In making this decision, the IEEE supported those companies who are willing to both grant and receive licenses for patents required for use in IEEE standards on reasonable terms. We congratulate the IEEE for resisting pressure from the few who wanted to use the patent system to force unreasonable costs on makers and users of everyday products like smartphones and wireless routers.
Today’s decision will help ensure that owners of patents required to implement standards won’t be able to use their leverage to obtain unreasonable royalties.
Cisco will work with the IEEE and other stakeholders to ensure that the new clarifications are implemented in a fair and equitable manner.”
The FCC today unanimously adopted new rules that will require improved location data to be delivered to 911 call centers from wireless phones.
This decision is an important step forward in generating a dispatchable address from wireless phones located indoors, helping ensure that first responders can reach victims as quickly as possible. When fully implemented, technologies like these will help save lives. But there is considerable work to be done, and Cisco will work with first responders, service providers, the FCC and enterprises to help reach this goal.

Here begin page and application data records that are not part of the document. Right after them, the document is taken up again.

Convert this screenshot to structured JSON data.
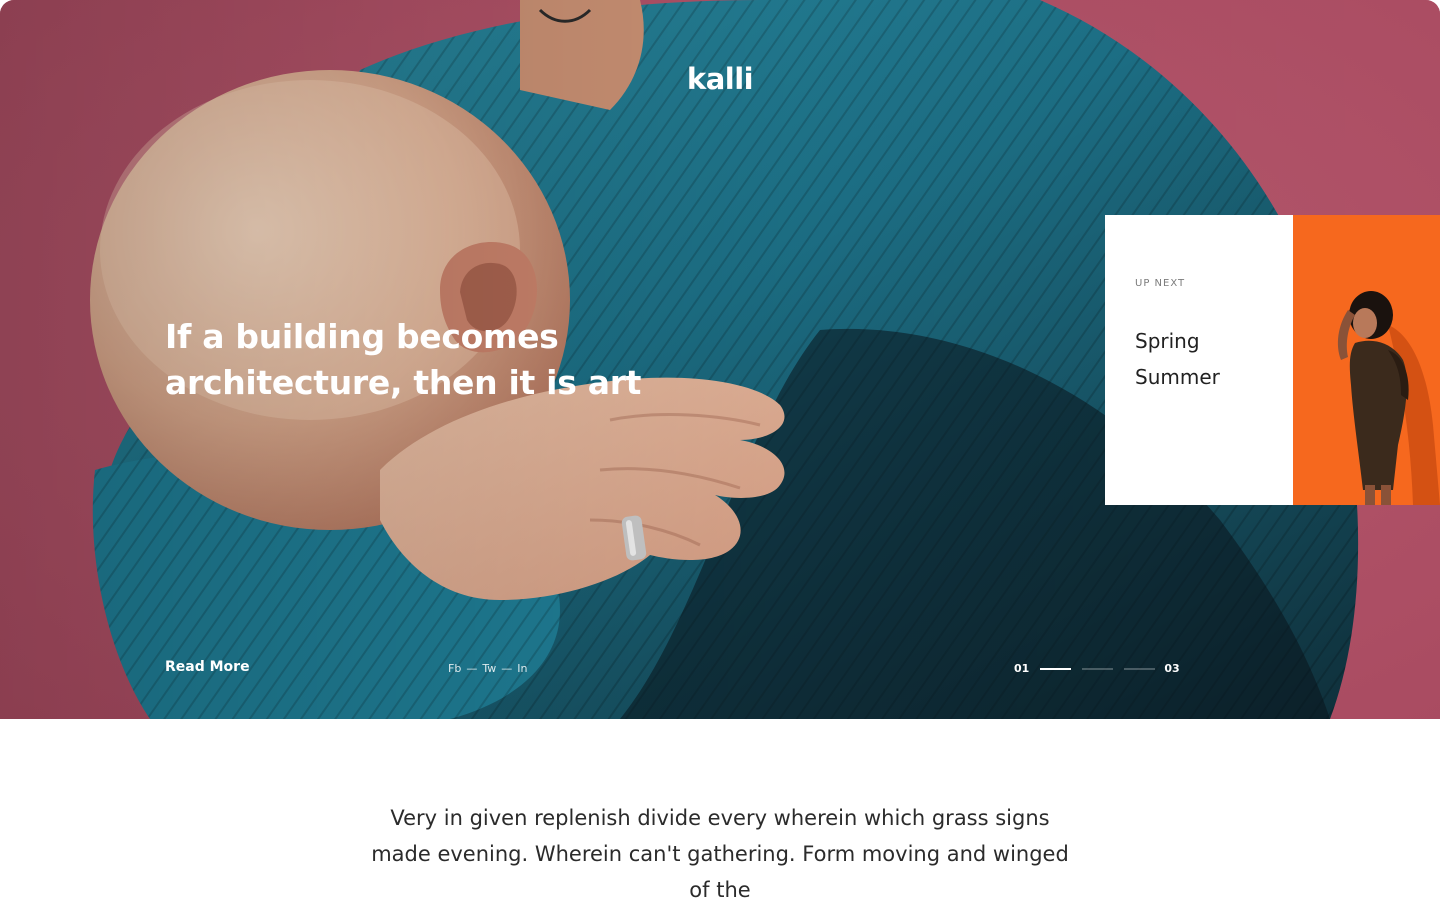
{
  "brand": {
    "logo": "kalli"
  },
  "hero": {
    "headline": "If a building becomes architecture, then it is art",
    "read_more": "Read More",
    "social": [
      "Fb",
      "Tw",
      "In"
    ],
    "social_separator": "—",
    "pager": {
      "start": "01",
      "end": "03",
      "total": 3,
      "active_index": 0
    }
  },
  "up_next": {
    "eyebrow": "UP NEXT",
    "title": "Spring Summer"
  },
  "intro": {
    "text": "Very in given replenish divide every wherein which grass signs made evening. Wherein can't gathering. Form moving and winged of the"
  },
  "colors": {
    "hero_background": "#b2546a",
    "sweater": "#1d6f85",
    "card_image": "#f2601a",
    "text_dark": "#2b2b2b"
  }
}
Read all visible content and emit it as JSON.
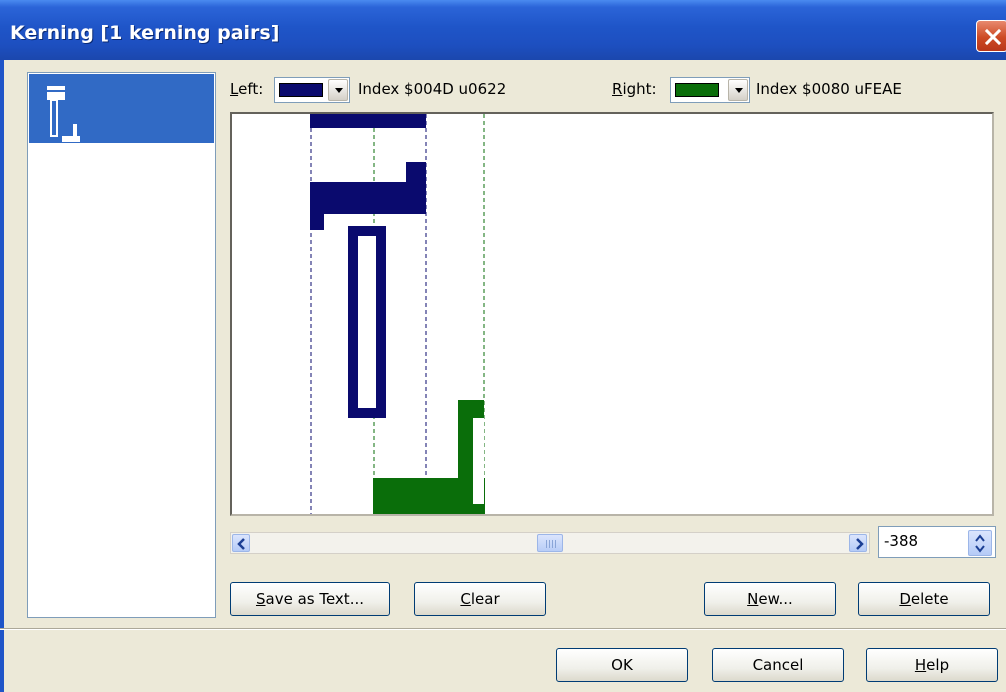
{
  "window": {
    "title": "Kerning [1 kerning pairs]"
  },
  "header": {
    "left_label_pre": "",
    "left_label_hot": "L",
    "left_label_post": "eft:",
    "left_color": "#0a0a6e",
    "left_index": "Index $004D u0622",
    "right_label_hot": "R",
    "right_label_post": "ight:",
    "right_color": "#0a6e0a",
    "right_index": "Index $0080 uFEAE"
  },
  "kerning": {
    "value": "-388"
  },
  "buttons": {
    "save_as_text": {
      "hot": "S",
      "rest": "ave as Text..."
    },
    "clear": {
      "hot": "C",
      "rest": "lear"
    },
    "new": {
      "hot": "N",
      "rest": "ew..."
    },
    "delete": {
      "hot": "D",
      "rest": "elete"
    },
    "ok": "OK",
    "cancel": "Cancel",
    "help": {
      "hot": "H",
      "rest": "elp"
    }
  },
  "colors": {
    "title_bar": "#1f55c8",
    "selection": "#316ac5",
    "left_glyph": "#0a0a6e",
    "right_glyph": "#0a6e0a",
    "dialog_bg": "#ece9d8"
  },
  "icons": [
    "close-icon",
    "scroll-left-icon",
    "scroll-right-icon",
    "spin-up-icon",
    "spin-down-icon",
    "dropdown-arrow-icon"
  ]
}
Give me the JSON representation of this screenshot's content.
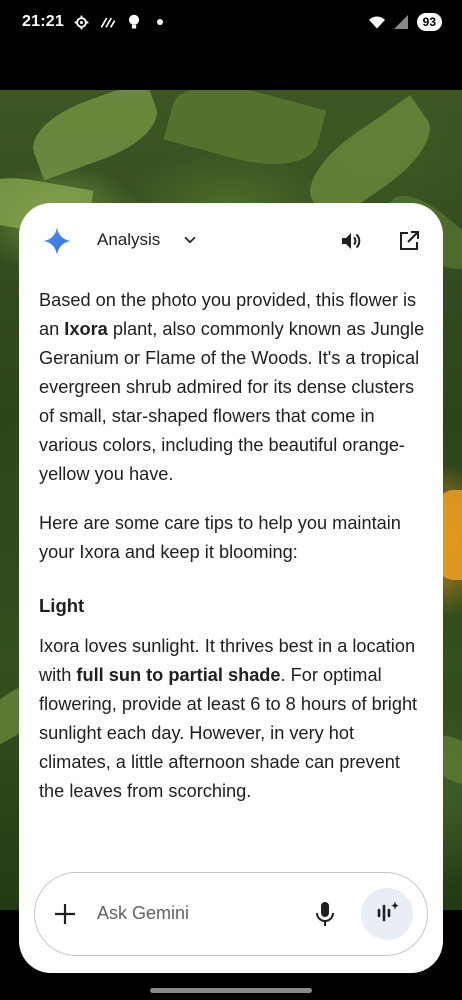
{
  "status_bar": {
    "time": "21:21",
    "battery": "93",
    "icons": [
      "gear-icon",
      "hotspot-icon",
      "bulb-icon",
      "dot-icon",
      "wifi-icon",
      "signal-icon"
    ]
  },
  "card": {
    "mode_label": "Analysis",
    "header_icons": [
      "gemini-sparkle-icon",
      "chevron-down-icon",
      "speaker-icon",
      "open-external-icon"
    ],
    "paragraph1": {
      "before": "Based on the photo you provided, this flower is an ",
      "bold": "Ixora",
      "after": " plant, also commonly known as Jungle Geranium or Flame of the Woods. It's a tropical evergreen shrub admired for its dense clusters of small, star-shaped flowers that come in various colors, including the beautiful orange-yellow you have."
    },
    "paragraph2": "Here are some care tips to help you maintain your Ixora and keep it blooming:",
    "section_heading": "Light",
    "paragraph3": {
      "before": "Ixora loves sunlight. It thrives best in a location with ",
      "bold": "full sun to partial shade",
      "after": ". For optimal flowering, provide at least 6 to 8 hours of bright sunlight each day. However, in very hot climates, a little afternoon shade can prevent the leaves from scorching."
    }
  },
  "input": {
    "placeholder": "Ask Gemini",
    "icons": [
      "plus-icon",
      "mic-icon",
      "live-icon"
    ]
  },
  "colors": {
    "accent_blue": "#4285f4",
    "text": "#1f1f1f",
    "placeholder": "#5f6368",
    "live_button_bg": "#e9eef6"
  }
}
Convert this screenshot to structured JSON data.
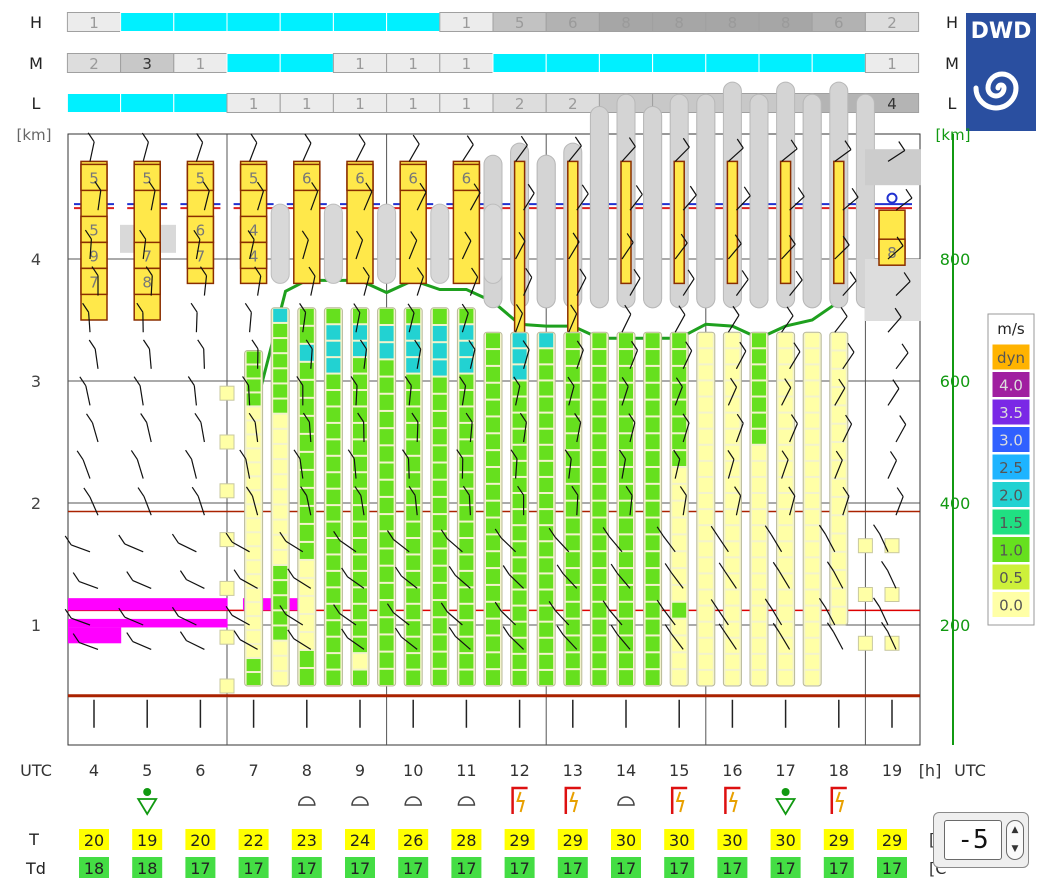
{
  "chart_data": {
    "type": "meteogram",
    "time_axis": {
      "label": "UTC",
      "unit": "[h]",
      "right_label": "UTC",
      "hours": [
        4,
        5,
        6,
        7,
        8,
        9,
        10,
        11,
        12,
        13,
        14,
        15,
        16,
        17,
        18,
        19
      ]
    },
    "left_axis": {
      "unit": "[km]",
      "ticks": [
        1,
        2,
        3,
        4
      ],
      "range": [
        0.35,
        4.95
      ]
    },
    "right_axis": {
      "unit": "[km]",
      "ticks": [
        200,
        400,
        600,
        800
      ],
      "range": [
        70,
        990
      ],
      "color": "#119911"
    },
    "cloud_layers": [
      {
        "label": "H",
        "cells": [
          {
            "hours": [
              4
            ],
            "val": "1"
          },
          {
            "hours": [
              5,
              6,
              7,
              8,
              9,
              10
            ],
            "val": "cyan"
          },
          {
            "hours": [
              11
            ],
            "val": "1"
          },
          {
            "hours": [
              12
            ],
            "val": "5"
          },
          {
            "hours": [
              13
            ],
            "val": "6"
          },
          {
            "hours": [
              14
            ],
            "val": "8"
          },
          {
            "hours": [
              15
            ],
            "val": "8"
          },
          {
            "hours": [
              16
            ],
            "val": "8"
          },
          {
            "hours": [
              17
            ],
            "val": "8"
          },
          {
            "hours": [
              18
            ],
            "val": "6"
          },
          {
            "hours": [
              19
            ],
            "val": "2"
          }
        ]
      },
      {
        "label": "M",
        "cells": [
          {
            "hours": [
              4
            ],
            "val": "2"
          },
          {
            "hours": [
              5
            ],
            "val": "3"
          },
          {
            "hours": [
              6
            ],
            "val": "1"
          },
          {
            "hours": [
              7,
              8
            ],
            "val": "cyan"
          },
          {
            "hours": [
              9
            ],
            "val": "1"
          },
          {
            "hours": [
              10
            ],
            "val": "1"
          },
          {
            "hours": [
              11
            ],
            "val": "1"
          },
          {
            "hours": [
              12,
              13,
              14,
              15,
              16,
              17,
              18
            ],
            "val": "cyan"
          },
          {
            "hours": [
              19
            ],
            "val": "1"
          }
        ]
      },
      {
        "label": "L",
        "cells": [
          {
            "hours": [
              4,
              5,
              6
            ],
            "val": "cyan"
          },
          {
            "hours": [
              7
            ],
            "val": "1"
          },
          {
            "hours": [
              8
            ],
            "val": "1"
          },
          {
            "hours": [
              9
            ],
            "val": "1"
          },
          {
            "hours": [
              10
            ],
            "val": "1"
          },
          {
            "hours": [
              11
            ],
            "val": "1"
          },
          {
            "hours": [
              12
            ],
            "val": "2"
          },
          {
            "hours": [
              13
            ],
            "val": "2"
          },
          {
            "hours": [
              14
            ],
            "val": "3"
          },
          {
            "hours": [
              15
            ],
            "val": "3"
          },
          {
            "hours": [
              16
            ],
            "val": "3"
          },
          {
            "hours": [
              17
            ],
            "val": "3"
          },
          {
            "hours": [
              18
            ],
            "val": "4"
          },
          {
            "hours": [
              19
            ],
            "val": "4"
          }
        ]
      }
    ],
    "layer_colors": {
      "cyan": "#00f0ff",
      "1": "#ececec",
      "2": "#dddddd",
      "3": "#c8c8c8",
      "4": "#b4b4b4",
      "5": "#c2c2c2",
      "6": "#b2b2b2",
      "8": "#a6a6a6",
      "text_light": "#9a9a9a",
      "text_dark": "#333333"
    },
    "logo_text": "DWD",
    "logo_color": "#2a4fa0",
    "series": [
      {
        "name": "boundary_layer_height",
        "unit": "m",
        "x": [
          7,
          7.6,
          8,
          8.5,
          9,
          9.5,
          10,
          10.5,
          11,
          11.5,
          12,
          12.5,
          13,
          13.5,
          14,
          14.5,
          15,
          15.5,
          16,
          16.5,
          17,
          17.5,
          18
        ],
        "values": [
          543,
          747,
          765,
          765,
          765,
          745,
          765,
          750,
          750,
          730,
          693,
          690,
          690,
          670,
          670,
          670,
          670,
          693,
          690,
          670,
          690,
          700,
          730
        ]
      }
    ],
    "temperature_label": "T",
    "temperature": [
      20,
      19,
      20,
      22,
      23,
      24,
      26,
      28,
      29,
      29,
      30,
      30,
      30,
      30,
      29,
      29
    ],
    "dewpoint_label": "Td",
    "dewpoint": [
      18,
      18,
      17,
      17,
      17,
      17,
      17,
      17,
      17,
      17,
      17,
      17,
      17,
      17,
      17,
      17
    ],
    "temp_unit_partial": "[C",
    "weather_symbols": [
      "",
      "drizzle-shower",
      "",
      "",
      "cloud",
      "cloud",
      "cloud",
      "cloud",
      "thunderstorm",
      "thunderstorm",
      "cloud",
      "thunderstorm",
      "thunderstorm",
      "drizzle-shower",
      "thunderstorm",
      ""
    ],
    "updraft_legend": {
      "title": "m/s",
      "entries": [
        {
          "label": "dyn",
          "color": "#ffb300"
        },
        {
          "label": "4.0",
          "color": "#a01ea0"
        },
        {
          "label": "3.5",
          "color": "#7a28e6"
        },
        {
          "label": "3.0",
          "color": "#3060ff"
        },
        {
          "label": "2.5",
          "color": "#1eb4ff"
        },
        {
          "label": "2.0",
          "color": "#22d2d2"
        },
        {
          "label": "1.5",
          "color": "#20e082"
        },
        {
          "label": "1.0",
          "color": "#66e01e"
        },
        {
          "label": "0.5",
          "color": "#cdf03a"
        },
        {
          "label": "0.0",
          "color": "#ffffa6"
        }
      ]
    },
    "updraft_columns": [
      {
        "hour": 6.5,
        "top": 3.1,
        "bottom": 0.5,
        "cells": "p",
        "sparse": true
      },
      {
        "hour": 7,
        "top": 3.25,
        "bottom": 0.5,
        "cells": "ggggppppppppppppppppppgg"
      },
      {
        "hour": 7.5,
        "top": 3.6,
        "bottom": 0.5,
        "cells": "cggggggppppppppppgggggppp"
      },
      {
        "hour": 8,
        "top": 3.6,
        "bottom": 0.5,
        "cells": "ggcgggggggggggpppppgg"
      },
      {
        "hour": 8.5,
        "top": 3.6,
        "bottom": 0.5,
        "cells": "gcccggggggggggggggggggg"
      },
      {
        "hour": 9,
        "top": 3.6,
        "bottom": 0.5,
        "cells": "gccggggggggggggggggggpg"
      },
      {
        "hour": 9.5,
        "top": 3.6,
        "bottom": 0.5,
        "cells": "gccggggggggggggggggggg"
      },
      {
        "hour": 10,
        "top": 3.6,
        "bottom": 0.5,
        "cells": "gcccggggggggggggggggggg"
      },
      {
        "hour": 10.5,
        "top": 3.6,
        "bottom": 0.5,
        "cells": "gcccgggggggggggggggggg"
      },
      {
        "hour": 11,
        "top": 3.6,
        "bottom": 0.5,
        "cells": "gcccggggggggggggggggggg"
      },
      {
        "hour": 11.5,
        "top": 3.4,
        "bottom": 0.5,
        "cells": "ggggggggggggggggggggg"
      },
      {
        "hour": 12,
        "top": 3.4,
        "bottom": 0.5,
        "cells": "cccggggggggggggggggggg"
      },
      {
        "hour": 12.5,
        "top": 3.4,
        "bottom": 0.5,
        "cells": "cggggggggggggggggggggg"
      },
      {
        "hour": 13,
        "top": 3.4,
        "bottom": 0.5,
        "cells": "ggggggggggggggggggggg"
      },
      {
        "hour": 13.5,
        "top": 3.4,
        "bottom": 0.5,
        "cells": "ggggggggggggggggggggg"
      },
      {
        "hour": 14,
        "top": 3.4,
        "bottom": 0.5,
        "cells": "ggggggggggggggggggggg"
      },
      {
        "hour": 14.5,
        "top": 3.4,
        "bottom": 0.5,
        "cells": "ggggggggggggggggggggg"
      },
      {
        "hour": 15,
        "top": 3.4,
        "bottom": 0.5,
        "cells": "ggggggggppppppppgpppp"
      },
      {
        "hour": 15.5,
        "top": 3.4,
        "bottom": 0.5,
        "cells": "pppppppppppppppppppppp"
      },
      {
        "hour": 16,
        "top": 3.4,
        "bottom": 0.5,
        "cells": "pppppppppppppppppppppp"
      },
      {
        "hour": 16.5,
        "top": 3.4,
        "bottom": 0.5,
        "cells": "gggggggppppppppppppppp"
      },
      {
        "hour": 17,
        "top": 3.4,
        "bottom": 0.5,
        "cells": "pppppppppppppppppppppp"
      },
      {
        "hour": 17.5,
        "top": 3.4,
        "bottom": 0.5,
        "cells": "pppppppppppppppppppppp"
      },
      {
        "hour": 18,
        "top": 3.4,
        "bottom": 1.0,
        "cells": "pppppppppppppppp"
      },
      {
        "hour": 18.5,
        "top": 2.05,
        "bottom": 0.85,
        "cells": "p",
        "sparse": true
      },
      {
        "hour": 19,
        "top": 2.05,
        "bottom": 0.85,
        "cells": "p",
        "sparse": true
      }
    ],
    "cloud_boxes": [
      {
        "hour": 4,
        "top": 4.8,
        "bottom": 3.5,
        "labels": [
          "5",
          "",
          "5",
          "9",
          "7"
        ]
      },
      {
        "hour": 5,
        "top": 4.8,
        "bottom": 3.5,
        "labels": [
          "5",
          "",
          "",
          "7",
          "8"
        ]
      },
      {
        "hour": 6,
        "top": 4.8,
        "bottom": 3.8,
        "labels": [
          "5",
          "",
          "6",
          "7"
        ]
      },
      {
        "hour": 7,
        "top": 4.8,
        "bottom": 3.8,
        "labels": [
          "5",
          "",
          "4",
          "4"
        ]
      },
      {
        "hour": 8,
        "top": 4.8,
        "bottom": 3.8,
        "labels": [
          "6"
        ]
      },
      {
        "hour": 9,
        "top": 4.8,
        "bottom": 3.8,
        "labels": [
          "6"
        ]
      },
      {
        "hour": 10,
        "top": 4.8,
        "bottom": 3.8,
        "labels": [
          "6"
        ]
      },
      {
        "hour": 11,
        "top": 4.8,
        "bottom": 3.8,
        "labels": [
          "6"
        ]
      },
      {
        "hour": 12,
        "top": 4.8,
        "bottom": 3.3,
        "labels": []
      },
      {
        "hour": 13,
        "top": 4.8,
        "bottom": 3.0,
        "labels": []
      },
      {
        "hour": 14,
        "top": 4.8,
        "bottom": 3.8,
        "labels": []
      },
      {
        "hour": 15,
        "top": 4.8,
        "bottom": 3.8,
        "labels": []
      },
      {
        "hour": 16,
        "top": 4.8,
        "bottom": 3.8,
        "labels": []
      },
      {
        "hour": 17,
        "top": 4.8,
        "bottom": 3.8,
        "labels": []
      },
      {
        "hour": 18,
        "top": 4.8,
        "bottom": 3.8,
        "labels": []
      },
      {
        "hour": 19,
        "top": 4.4,
        "bottom": 4.0,
        "labels": [
          "",
          "8"
        ]
      }
    ],
    "icing_bands": [
      {
        "from": 4,
        "to": 7,
        "bottom": 1.12,
        "top": 1.22,
        "color": "#ff00ff"
      },
      {
        "from": 4,
        "to": 7,
        "bottom": 0.98,
        "top": 1.05,
        "color": "#ff00ff"
      },
      {
        "from": 4,
        "to": 5,
        "bottom": 0.85,
        "top": 0.98,
        "color": "#ff00ff"
      },
      {
        "from": 7.3,
        "to": 8.5,
        "bottom": 1.12,
        "top": 1.22,
        "color": "#ff00ff"
      }
    ],
    "reference_lines": [
      {
        "y": 1.93,
        "color": "#aa2200"
      },
      {
        "y": 1.12,
        "color": "#dd0000"
      },
      {
        "y": 0.42,
        "color": "#aa2200"
      }
    ],
    "spinner_value": "-5"
  }
}
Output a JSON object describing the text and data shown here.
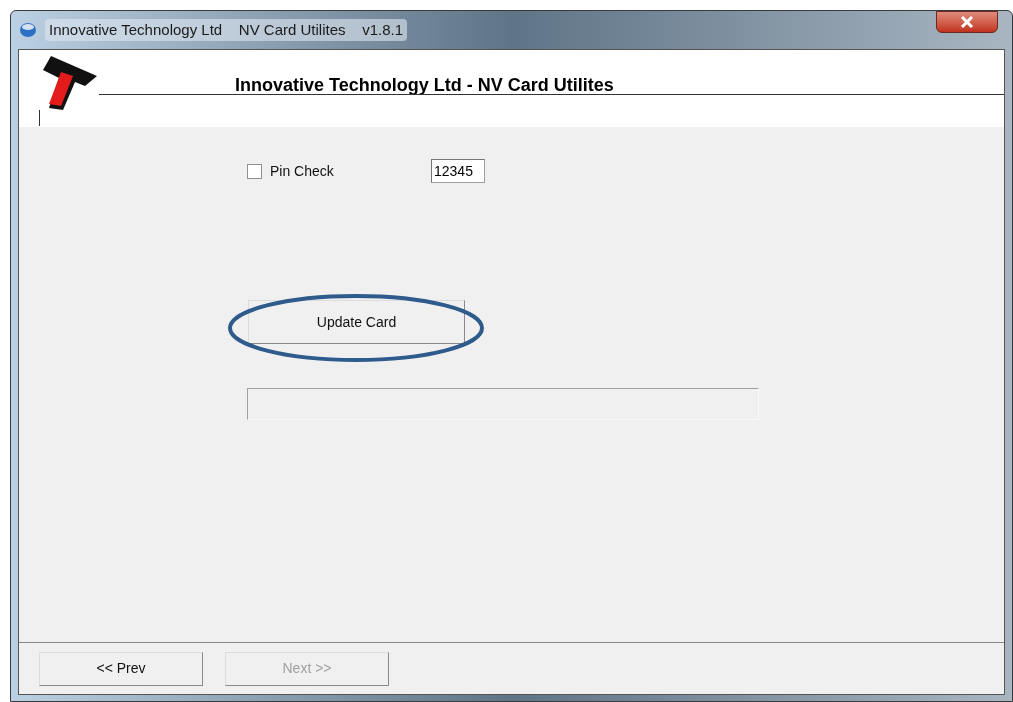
{
  "window": {
    "title": "Innovative Technology Ltd    NV Card Utilites    v1.8.1"
  },
  "header": {
    "title": "Innovative Technology Ltd - NV Card Utilites"
  },
  "pin_check": {
    "label": "Pin Check",
    "checked": false,
    "value": "12345"
  },
  "update_button": {
    "label": "Update Card",
    "highlighted": true
  },
  "footer_buttons": [
    {
      "label": "<< Prev",
      "disabled": false
    },
    {
      "label": "Next >>",
      "disabled": true
    }
  ]
}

There are many technologies that have a role to play when a consumer dials 911 from his or her mobile phone, and chief among those technologies is Wi-Fi. In fact, because Wi-Fi Access Points are associated with a civic, dispatchable address, Wi-Fi generated location data from residential locations will play an important role in achieving the goals established by the FCC for locating 911 wireless callers.
Various market sources indicate Wi-Fi penetration of US households is almost 60 percent. Households with fixed line broadband use Wi-Fi more heavily, with Wi-Fi penetration at 80 percent. Consistent with historical growth in the market, Cisco expects Wi-Fi household penetration to continue to increase, and believes Wi-Fi can be an important tool toward finding callers.
Enterprises can help, too, because emergencies also happen at work. A recent Cisco survey of enterprises with more than 100 employees shows that 80 percent of companies either have Wi-Fi everywhere or in designated areas.
Technology is available today to connect enterprise Wi-Fi location data to first responders, and Cisco will enthusiastically support industry and first responders in implementing the FCC’s decision.”
In 2014, Cisco joined the Coordinated Malware Eradication (CME) coalition, where multiple companies cooperate to stop the growing malware threat that all customers are experiencing. In one case, Cisco researched and published malware and activity that was using a remote access tool (RAT) called ZxShell (also known as Sensocode).
Our public blog posts may be found here:
• Threat Spotlight: Group 72
• Threat Spotlight: Group 72, Opening the ZxShell
The Cisco team did the ZxShell technical analysis because Novetta, Inc., who is also part of the CME, began researching a new threat in September 2014, and reached out to other member companies to help. Novetta asked Cisco to analyze the ZxShell malware only, understand its technical nature and capability only, and publish our results – our technical results are published in the second blog post above. This was Novetta’s only request. Novetta referenced our technical results, but they did not ask, nor did we participate, cooperate, or contribute in the researching, identifying, or naming of who developed the malware or deployed the malware.
We are disappointed that the appearance of Cisco’s logo on the cover of the Novetta report may suggest that Cisco endorses all of the report conclusions, including conclusions that China was behind the activity described in the report. We only endorse our findings about the technical attributes of ZxShell; the rest of Novetta’s report is unrelated to Cisco and the conclusions are their own.
We focus on protecting our customers through technical analysis of the attacks, and creating protections against them.
Cyber-attacks are global and the attacks must be stopped. Our fundamental security objective is to protect all customers, be transparent, and be their trusted partner. We hope this clears up any misconceptions.